• YOUR INSTRUCTIONS: Whenever the string "Scene" turns up in a line of the data below, copy that line.

• Collected data:
########################################

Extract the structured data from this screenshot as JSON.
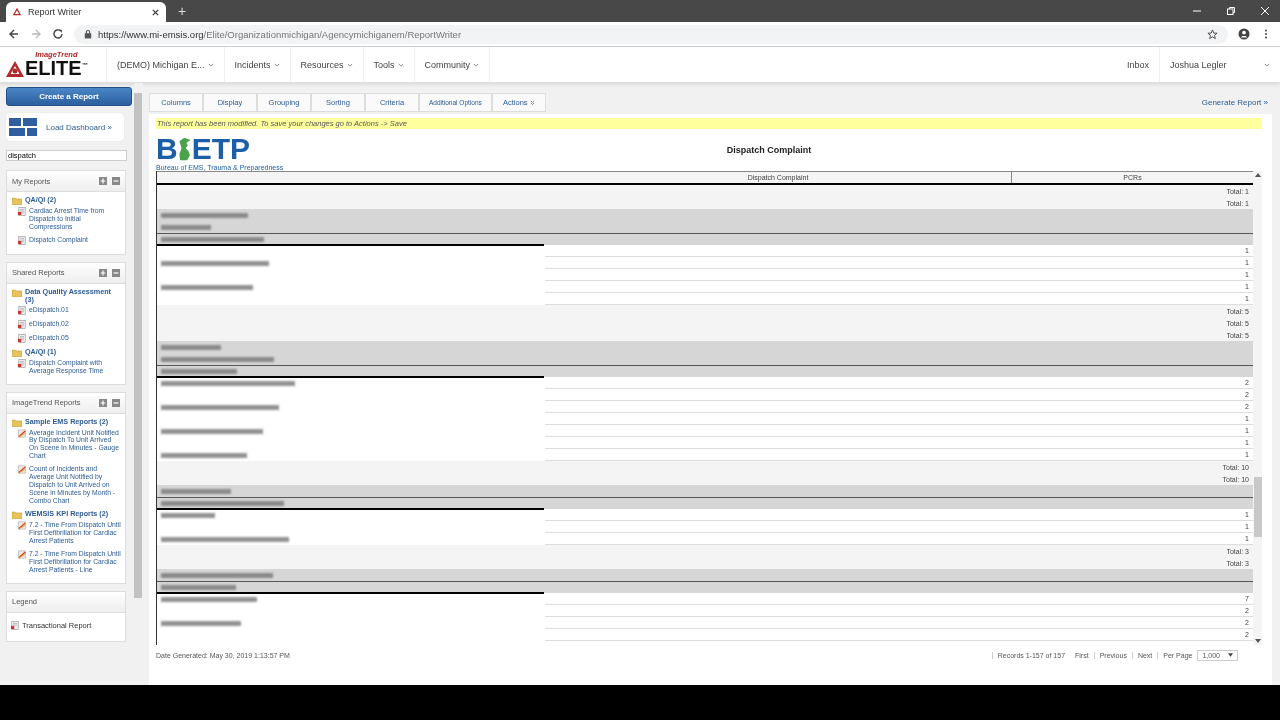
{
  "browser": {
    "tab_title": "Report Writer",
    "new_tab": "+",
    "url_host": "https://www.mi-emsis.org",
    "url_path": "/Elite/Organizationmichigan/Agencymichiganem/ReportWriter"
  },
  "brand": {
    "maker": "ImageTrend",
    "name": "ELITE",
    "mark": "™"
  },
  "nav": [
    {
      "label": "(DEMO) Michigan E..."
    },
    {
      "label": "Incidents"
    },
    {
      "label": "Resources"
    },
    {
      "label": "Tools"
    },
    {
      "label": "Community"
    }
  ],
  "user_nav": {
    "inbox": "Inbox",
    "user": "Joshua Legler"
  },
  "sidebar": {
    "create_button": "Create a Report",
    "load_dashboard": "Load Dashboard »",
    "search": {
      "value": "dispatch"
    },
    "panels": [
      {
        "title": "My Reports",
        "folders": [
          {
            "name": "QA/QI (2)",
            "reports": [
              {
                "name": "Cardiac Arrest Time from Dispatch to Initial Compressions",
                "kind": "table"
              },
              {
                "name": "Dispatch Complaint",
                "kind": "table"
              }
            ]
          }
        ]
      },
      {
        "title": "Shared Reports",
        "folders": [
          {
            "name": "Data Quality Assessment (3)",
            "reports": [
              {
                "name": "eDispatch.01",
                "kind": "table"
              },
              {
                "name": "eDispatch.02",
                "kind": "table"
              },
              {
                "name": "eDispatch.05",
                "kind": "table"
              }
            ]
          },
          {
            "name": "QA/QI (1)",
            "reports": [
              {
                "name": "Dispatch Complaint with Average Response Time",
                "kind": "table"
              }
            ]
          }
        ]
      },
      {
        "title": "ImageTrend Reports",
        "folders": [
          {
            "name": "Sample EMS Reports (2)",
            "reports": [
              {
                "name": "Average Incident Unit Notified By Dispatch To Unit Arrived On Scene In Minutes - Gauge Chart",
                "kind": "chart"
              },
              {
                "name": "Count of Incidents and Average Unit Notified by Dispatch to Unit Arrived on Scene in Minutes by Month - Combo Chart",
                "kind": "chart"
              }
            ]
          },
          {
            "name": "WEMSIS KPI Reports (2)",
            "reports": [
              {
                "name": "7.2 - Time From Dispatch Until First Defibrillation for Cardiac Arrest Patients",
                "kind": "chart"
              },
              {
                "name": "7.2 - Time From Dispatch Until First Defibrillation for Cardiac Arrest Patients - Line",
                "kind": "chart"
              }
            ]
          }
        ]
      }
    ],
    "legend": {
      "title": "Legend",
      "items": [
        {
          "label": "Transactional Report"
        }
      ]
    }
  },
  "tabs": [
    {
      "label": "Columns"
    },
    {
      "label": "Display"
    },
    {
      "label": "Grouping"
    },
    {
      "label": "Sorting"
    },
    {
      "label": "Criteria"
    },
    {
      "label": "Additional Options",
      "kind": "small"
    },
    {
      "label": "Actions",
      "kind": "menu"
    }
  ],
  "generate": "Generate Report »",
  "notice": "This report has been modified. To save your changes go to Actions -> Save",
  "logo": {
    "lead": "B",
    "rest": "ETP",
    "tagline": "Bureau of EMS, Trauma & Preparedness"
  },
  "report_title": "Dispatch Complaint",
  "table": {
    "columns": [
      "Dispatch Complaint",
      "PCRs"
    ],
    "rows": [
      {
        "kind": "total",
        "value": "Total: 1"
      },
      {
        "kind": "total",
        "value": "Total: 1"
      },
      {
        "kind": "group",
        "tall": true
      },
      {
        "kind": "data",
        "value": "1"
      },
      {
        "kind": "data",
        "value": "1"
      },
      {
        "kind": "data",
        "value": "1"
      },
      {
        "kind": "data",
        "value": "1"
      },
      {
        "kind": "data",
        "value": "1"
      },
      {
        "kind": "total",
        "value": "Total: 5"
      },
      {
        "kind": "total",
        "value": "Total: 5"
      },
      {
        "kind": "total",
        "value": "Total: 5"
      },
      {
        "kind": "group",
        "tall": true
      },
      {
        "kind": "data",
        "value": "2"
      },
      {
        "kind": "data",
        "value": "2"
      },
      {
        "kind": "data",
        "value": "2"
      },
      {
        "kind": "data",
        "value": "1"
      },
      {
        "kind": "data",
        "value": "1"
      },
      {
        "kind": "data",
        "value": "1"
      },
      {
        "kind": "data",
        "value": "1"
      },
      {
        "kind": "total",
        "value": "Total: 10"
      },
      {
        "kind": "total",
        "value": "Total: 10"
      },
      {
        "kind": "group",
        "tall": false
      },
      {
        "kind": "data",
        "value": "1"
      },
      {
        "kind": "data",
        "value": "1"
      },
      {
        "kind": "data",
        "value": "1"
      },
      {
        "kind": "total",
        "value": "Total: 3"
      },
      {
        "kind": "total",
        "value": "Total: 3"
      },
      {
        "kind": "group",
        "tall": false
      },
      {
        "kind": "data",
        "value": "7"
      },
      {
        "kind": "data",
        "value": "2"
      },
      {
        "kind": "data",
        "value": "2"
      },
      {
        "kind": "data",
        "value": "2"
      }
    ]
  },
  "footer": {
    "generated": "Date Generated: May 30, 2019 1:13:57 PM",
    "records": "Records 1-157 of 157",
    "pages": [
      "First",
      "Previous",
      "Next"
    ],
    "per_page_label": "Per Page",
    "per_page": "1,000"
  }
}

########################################

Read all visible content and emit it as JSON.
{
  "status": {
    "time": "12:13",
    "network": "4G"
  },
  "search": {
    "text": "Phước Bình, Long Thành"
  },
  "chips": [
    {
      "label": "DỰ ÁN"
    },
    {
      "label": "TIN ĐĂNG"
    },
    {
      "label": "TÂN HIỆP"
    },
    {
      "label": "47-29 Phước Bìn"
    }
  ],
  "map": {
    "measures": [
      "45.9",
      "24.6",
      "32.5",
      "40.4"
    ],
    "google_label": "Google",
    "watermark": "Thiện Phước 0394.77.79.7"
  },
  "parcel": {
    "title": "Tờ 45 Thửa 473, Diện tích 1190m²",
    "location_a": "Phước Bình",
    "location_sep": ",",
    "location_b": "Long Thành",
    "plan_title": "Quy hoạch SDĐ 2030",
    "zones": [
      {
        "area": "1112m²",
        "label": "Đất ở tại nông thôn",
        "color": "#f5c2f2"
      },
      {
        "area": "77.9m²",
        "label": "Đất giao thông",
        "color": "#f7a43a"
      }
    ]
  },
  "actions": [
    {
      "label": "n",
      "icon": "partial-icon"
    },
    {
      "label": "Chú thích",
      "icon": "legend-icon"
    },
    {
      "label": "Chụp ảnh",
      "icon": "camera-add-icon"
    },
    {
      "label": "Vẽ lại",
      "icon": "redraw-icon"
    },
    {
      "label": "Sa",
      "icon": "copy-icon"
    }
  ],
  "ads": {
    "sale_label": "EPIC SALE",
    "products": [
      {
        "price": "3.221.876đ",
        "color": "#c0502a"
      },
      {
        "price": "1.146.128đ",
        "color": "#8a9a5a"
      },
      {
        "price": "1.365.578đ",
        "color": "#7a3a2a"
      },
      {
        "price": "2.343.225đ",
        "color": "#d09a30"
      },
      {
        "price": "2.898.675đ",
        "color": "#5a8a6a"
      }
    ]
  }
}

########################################

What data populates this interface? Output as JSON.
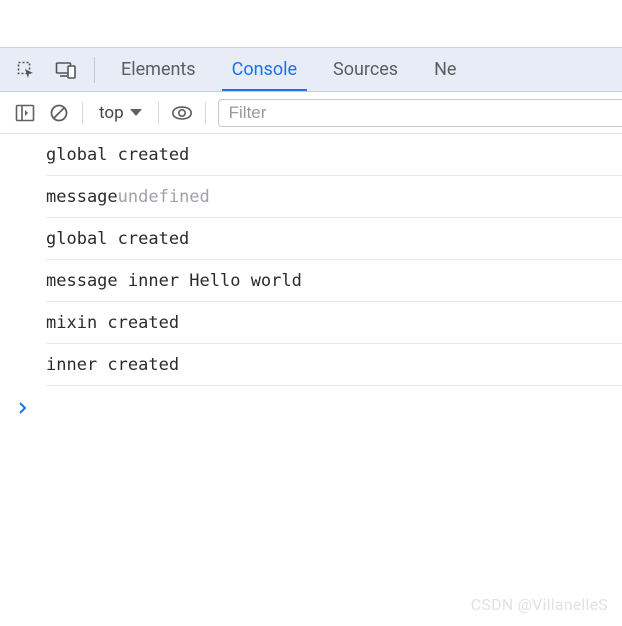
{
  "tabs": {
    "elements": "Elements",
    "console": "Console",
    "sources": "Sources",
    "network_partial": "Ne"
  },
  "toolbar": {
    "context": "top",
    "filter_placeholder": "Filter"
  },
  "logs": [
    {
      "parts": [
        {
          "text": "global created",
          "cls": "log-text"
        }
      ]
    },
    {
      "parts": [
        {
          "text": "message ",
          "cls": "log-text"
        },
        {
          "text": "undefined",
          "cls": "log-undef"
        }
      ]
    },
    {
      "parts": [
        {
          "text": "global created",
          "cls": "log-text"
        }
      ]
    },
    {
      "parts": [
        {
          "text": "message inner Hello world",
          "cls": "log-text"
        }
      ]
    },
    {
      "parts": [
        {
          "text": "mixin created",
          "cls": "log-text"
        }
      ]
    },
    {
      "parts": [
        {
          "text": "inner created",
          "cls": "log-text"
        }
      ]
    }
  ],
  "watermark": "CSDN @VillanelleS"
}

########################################

• OUTPUT OF THE EXERCISE:
                "name": "Average Incident Unit Notified By Dispatch To Unit Arrived On Scene In Minutes - Gauge Chart",
                "name": "Count of Incidents and Average Unit Notified by Dispatch to Unit Arrived on Scene in Minutes by Month - Combo Chart",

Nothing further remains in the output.